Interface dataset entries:
━━━━━━━━━━

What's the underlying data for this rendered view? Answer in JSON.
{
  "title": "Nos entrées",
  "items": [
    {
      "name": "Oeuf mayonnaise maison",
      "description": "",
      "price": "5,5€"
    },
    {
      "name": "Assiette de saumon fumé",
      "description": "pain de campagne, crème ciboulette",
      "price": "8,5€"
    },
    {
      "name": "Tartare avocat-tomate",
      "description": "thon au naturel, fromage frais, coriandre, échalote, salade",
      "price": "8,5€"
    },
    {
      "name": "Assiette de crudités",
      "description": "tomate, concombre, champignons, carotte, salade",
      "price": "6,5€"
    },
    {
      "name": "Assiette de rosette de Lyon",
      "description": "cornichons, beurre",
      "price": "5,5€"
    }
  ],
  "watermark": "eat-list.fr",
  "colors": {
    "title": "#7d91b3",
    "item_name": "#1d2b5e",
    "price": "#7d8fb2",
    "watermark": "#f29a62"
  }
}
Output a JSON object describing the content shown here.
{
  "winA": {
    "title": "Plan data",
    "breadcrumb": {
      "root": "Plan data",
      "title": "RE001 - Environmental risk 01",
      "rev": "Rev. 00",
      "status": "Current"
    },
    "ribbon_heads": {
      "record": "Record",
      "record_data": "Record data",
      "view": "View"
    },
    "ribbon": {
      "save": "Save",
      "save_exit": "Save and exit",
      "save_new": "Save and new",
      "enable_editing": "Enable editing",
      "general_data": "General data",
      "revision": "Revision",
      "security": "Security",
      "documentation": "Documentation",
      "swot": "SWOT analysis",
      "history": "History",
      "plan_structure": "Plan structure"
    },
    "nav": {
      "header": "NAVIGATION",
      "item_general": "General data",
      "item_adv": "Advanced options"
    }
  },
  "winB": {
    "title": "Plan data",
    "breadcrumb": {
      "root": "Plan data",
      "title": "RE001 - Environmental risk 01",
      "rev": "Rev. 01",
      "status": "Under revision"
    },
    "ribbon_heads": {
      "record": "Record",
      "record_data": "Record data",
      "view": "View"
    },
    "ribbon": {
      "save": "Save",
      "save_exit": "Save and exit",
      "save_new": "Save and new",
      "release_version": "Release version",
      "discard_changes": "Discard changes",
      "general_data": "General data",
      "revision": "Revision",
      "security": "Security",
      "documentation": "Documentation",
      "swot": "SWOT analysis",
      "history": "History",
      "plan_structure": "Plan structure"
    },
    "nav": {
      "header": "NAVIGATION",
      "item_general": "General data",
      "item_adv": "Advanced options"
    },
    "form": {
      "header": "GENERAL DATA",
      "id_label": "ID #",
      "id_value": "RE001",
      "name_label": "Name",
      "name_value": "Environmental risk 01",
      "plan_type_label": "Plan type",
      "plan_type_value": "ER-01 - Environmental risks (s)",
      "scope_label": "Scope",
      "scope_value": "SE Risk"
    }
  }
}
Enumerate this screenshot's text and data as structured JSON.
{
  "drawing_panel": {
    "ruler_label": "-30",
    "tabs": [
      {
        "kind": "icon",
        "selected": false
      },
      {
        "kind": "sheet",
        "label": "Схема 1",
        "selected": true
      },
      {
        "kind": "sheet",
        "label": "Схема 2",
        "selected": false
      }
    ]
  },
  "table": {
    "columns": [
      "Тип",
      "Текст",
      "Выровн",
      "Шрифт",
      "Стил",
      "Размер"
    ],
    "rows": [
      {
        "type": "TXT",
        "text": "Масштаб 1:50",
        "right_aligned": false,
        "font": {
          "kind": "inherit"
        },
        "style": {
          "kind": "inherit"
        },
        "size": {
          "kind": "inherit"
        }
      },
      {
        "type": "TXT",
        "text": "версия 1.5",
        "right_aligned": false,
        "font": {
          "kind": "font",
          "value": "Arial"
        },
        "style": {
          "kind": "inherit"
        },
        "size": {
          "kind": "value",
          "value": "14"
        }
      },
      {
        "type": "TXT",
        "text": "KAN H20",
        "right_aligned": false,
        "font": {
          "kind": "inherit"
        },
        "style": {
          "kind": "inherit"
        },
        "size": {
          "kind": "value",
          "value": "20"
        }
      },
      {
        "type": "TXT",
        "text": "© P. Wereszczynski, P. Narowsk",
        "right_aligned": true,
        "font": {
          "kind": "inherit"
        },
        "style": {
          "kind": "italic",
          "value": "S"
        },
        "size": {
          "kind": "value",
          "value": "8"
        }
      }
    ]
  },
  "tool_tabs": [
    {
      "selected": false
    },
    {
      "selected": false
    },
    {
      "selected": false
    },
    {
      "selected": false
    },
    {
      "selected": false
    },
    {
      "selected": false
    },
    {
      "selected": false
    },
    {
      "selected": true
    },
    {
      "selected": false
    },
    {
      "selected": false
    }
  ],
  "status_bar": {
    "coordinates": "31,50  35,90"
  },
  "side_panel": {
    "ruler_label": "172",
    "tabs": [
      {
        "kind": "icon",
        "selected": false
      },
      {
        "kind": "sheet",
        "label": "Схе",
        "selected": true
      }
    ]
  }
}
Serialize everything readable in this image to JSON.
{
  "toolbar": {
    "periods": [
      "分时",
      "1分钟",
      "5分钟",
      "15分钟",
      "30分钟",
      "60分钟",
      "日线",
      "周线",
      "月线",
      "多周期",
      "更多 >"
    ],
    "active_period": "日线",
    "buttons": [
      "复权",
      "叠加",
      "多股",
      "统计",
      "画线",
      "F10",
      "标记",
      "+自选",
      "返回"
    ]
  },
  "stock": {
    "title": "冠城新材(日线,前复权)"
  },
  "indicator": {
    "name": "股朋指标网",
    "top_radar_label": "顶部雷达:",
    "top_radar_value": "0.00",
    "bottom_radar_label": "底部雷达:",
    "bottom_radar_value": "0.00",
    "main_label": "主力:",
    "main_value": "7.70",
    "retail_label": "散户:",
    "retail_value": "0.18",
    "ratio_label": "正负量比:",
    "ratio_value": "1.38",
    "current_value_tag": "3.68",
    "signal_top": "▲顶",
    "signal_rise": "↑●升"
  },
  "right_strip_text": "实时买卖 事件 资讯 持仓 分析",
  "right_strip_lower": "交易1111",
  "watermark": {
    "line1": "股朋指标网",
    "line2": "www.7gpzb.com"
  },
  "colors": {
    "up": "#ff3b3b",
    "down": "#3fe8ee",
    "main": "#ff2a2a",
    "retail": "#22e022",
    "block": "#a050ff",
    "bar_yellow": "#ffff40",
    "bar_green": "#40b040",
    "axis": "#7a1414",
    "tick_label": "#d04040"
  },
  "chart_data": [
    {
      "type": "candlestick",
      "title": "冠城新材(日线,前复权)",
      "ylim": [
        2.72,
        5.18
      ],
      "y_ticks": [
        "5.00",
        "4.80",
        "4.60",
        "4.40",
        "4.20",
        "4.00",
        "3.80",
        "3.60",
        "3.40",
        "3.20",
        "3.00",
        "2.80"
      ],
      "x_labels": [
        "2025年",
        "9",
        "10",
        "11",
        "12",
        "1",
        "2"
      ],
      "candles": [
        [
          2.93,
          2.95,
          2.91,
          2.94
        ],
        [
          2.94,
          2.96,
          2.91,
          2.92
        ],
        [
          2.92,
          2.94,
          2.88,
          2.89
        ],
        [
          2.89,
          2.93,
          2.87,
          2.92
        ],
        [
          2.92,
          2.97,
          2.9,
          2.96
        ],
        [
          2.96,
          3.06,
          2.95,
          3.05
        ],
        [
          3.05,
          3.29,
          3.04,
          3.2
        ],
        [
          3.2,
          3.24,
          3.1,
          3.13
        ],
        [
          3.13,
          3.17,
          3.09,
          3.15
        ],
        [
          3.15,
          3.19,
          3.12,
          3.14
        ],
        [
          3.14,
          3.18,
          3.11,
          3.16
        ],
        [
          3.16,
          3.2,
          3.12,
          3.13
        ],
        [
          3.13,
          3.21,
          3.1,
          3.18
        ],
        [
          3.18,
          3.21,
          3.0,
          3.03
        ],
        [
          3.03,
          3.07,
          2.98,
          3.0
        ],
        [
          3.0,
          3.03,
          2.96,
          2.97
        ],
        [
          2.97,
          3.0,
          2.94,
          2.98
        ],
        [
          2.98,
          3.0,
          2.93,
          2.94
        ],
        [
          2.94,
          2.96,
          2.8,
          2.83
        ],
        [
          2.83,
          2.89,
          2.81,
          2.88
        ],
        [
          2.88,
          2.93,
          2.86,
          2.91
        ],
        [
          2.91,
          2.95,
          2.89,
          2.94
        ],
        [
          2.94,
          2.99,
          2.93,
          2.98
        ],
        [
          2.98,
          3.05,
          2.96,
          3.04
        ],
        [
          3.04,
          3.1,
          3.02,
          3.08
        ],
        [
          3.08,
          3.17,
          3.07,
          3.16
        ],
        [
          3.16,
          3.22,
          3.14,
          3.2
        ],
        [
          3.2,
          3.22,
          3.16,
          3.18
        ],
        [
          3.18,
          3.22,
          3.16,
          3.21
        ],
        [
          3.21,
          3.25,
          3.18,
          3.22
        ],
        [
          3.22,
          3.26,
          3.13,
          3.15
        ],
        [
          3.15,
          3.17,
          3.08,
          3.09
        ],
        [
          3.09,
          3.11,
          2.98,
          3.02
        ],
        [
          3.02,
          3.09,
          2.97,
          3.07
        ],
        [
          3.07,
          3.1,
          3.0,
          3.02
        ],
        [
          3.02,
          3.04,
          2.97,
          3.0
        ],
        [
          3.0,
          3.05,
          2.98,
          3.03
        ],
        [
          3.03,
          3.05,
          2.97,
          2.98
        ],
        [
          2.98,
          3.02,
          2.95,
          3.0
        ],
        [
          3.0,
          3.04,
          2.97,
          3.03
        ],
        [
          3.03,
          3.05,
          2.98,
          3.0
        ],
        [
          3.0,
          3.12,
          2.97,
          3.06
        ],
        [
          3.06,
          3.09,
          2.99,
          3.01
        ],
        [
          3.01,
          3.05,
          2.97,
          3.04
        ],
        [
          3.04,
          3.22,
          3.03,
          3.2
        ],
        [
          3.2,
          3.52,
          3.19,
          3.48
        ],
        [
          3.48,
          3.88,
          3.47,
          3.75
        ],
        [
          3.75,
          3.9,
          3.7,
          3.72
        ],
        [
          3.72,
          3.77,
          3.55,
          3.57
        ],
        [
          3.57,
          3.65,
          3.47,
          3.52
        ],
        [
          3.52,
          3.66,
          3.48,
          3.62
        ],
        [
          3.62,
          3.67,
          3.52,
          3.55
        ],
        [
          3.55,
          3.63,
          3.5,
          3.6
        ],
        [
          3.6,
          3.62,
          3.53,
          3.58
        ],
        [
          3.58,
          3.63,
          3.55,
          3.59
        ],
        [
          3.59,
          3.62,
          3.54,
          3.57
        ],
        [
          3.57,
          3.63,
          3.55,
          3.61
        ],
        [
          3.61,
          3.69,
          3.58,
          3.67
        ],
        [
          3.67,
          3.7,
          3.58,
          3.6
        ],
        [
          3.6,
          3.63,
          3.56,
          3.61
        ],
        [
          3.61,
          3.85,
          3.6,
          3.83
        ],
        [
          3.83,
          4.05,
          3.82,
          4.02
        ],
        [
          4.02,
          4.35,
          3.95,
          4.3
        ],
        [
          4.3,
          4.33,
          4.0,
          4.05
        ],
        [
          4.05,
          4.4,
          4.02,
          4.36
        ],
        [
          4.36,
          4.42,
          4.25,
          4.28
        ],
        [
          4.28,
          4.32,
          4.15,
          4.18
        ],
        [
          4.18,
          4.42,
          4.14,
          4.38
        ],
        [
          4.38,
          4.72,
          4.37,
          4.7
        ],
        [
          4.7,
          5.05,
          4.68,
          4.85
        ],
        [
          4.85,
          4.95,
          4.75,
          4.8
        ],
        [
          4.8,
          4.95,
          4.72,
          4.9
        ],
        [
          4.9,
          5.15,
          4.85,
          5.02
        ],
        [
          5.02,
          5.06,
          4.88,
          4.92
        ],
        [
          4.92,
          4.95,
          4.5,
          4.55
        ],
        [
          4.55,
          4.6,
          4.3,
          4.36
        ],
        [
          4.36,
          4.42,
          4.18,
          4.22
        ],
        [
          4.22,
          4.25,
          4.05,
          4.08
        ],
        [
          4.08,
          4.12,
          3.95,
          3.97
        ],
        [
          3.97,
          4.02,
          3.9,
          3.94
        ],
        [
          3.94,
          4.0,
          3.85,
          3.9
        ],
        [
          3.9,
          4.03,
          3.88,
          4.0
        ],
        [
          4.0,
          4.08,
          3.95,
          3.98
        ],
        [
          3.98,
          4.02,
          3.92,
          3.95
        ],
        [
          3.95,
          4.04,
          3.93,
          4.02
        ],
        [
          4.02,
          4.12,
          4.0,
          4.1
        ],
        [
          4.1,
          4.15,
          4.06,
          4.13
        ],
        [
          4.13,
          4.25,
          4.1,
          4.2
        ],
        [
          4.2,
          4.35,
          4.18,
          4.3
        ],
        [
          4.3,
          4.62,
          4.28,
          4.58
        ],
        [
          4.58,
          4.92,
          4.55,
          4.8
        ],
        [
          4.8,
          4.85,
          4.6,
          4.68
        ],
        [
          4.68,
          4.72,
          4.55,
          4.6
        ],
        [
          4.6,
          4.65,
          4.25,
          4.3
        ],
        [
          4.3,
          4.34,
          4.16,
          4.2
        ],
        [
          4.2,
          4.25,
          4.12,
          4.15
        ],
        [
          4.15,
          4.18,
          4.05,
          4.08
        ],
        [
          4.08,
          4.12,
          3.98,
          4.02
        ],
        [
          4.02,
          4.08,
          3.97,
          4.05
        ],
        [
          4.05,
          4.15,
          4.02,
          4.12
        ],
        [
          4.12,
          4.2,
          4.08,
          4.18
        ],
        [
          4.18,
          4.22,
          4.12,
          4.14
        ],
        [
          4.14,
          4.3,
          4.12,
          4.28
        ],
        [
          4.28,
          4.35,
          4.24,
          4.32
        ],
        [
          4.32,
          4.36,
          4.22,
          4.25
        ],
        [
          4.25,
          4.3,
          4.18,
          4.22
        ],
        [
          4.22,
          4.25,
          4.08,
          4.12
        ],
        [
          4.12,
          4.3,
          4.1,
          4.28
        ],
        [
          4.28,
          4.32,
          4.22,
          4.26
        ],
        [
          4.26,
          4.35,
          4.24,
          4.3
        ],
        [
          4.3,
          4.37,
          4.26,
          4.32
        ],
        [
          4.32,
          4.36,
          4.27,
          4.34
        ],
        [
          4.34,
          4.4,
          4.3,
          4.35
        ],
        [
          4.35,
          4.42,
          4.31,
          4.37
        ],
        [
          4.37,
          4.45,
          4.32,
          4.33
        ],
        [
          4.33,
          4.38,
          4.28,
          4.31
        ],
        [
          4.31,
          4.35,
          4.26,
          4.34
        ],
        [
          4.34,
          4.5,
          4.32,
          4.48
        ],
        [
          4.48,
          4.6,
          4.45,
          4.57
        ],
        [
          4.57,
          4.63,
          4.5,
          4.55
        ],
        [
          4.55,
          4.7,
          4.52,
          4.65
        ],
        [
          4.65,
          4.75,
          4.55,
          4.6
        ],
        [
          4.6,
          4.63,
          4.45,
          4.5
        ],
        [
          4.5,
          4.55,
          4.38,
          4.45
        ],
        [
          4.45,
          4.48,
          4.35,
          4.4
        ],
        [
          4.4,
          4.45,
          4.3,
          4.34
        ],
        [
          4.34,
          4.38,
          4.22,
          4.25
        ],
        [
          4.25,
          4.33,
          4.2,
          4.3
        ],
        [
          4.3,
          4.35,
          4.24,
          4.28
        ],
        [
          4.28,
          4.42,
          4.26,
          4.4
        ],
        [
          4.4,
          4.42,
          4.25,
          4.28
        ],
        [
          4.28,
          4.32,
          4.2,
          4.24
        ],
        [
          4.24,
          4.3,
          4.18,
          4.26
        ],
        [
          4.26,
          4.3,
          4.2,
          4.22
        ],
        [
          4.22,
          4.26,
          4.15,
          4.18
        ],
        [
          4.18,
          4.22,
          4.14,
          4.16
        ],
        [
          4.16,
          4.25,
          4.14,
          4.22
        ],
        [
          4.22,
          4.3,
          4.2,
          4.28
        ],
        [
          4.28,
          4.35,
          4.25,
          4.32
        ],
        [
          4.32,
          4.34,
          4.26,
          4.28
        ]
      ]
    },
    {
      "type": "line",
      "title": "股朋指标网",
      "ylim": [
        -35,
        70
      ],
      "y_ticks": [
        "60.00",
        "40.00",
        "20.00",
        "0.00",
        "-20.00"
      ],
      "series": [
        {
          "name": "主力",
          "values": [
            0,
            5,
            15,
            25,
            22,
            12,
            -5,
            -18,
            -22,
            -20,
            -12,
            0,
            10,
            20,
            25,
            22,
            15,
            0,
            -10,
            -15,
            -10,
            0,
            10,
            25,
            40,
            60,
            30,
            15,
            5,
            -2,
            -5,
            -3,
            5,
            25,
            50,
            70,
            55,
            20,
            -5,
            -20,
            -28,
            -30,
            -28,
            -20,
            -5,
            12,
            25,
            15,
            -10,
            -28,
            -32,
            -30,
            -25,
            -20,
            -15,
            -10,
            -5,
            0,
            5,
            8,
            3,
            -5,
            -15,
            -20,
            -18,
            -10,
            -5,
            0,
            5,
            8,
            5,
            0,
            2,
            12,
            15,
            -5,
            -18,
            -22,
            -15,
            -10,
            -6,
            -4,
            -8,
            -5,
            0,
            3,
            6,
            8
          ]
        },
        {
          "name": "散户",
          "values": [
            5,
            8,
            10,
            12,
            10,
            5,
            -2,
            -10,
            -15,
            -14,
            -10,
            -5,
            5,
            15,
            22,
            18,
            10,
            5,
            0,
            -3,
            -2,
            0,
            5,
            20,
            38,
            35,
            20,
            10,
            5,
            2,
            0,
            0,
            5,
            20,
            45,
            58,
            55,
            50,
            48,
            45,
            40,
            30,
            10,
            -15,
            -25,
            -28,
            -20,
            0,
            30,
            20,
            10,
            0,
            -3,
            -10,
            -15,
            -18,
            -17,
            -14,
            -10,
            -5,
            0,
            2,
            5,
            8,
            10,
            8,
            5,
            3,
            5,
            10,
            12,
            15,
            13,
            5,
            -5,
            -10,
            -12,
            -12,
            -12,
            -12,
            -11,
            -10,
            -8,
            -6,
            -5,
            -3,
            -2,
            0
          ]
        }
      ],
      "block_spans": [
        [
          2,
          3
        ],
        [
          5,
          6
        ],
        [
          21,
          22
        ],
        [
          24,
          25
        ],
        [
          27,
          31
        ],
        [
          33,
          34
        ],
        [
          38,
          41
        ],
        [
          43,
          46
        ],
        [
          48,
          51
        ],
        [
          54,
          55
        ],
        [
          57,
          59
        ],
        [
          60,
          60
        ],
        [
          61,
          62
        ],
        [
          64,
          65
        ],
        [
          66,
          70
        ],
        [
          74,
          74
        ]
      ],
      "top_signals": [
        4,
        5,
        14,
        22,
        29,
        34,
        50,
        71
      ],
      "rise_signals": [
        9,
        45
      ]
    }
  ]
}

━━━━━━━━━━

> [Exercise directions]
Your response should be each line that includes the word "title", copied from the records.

> [Expected answer]
  "title": "Nos entrées",
    "title": "#7d91b3",
    "title": "Plan data",
      "title": "RE001 - Environmental risk 01",
    "title": "Plan data",
      "title": "RE001 - Environmental risk 01",
    "title": "冠城新材(日线,前复权)"
      "title": "冠城新材(日线,前复权)",
      "title": "股朋指标网",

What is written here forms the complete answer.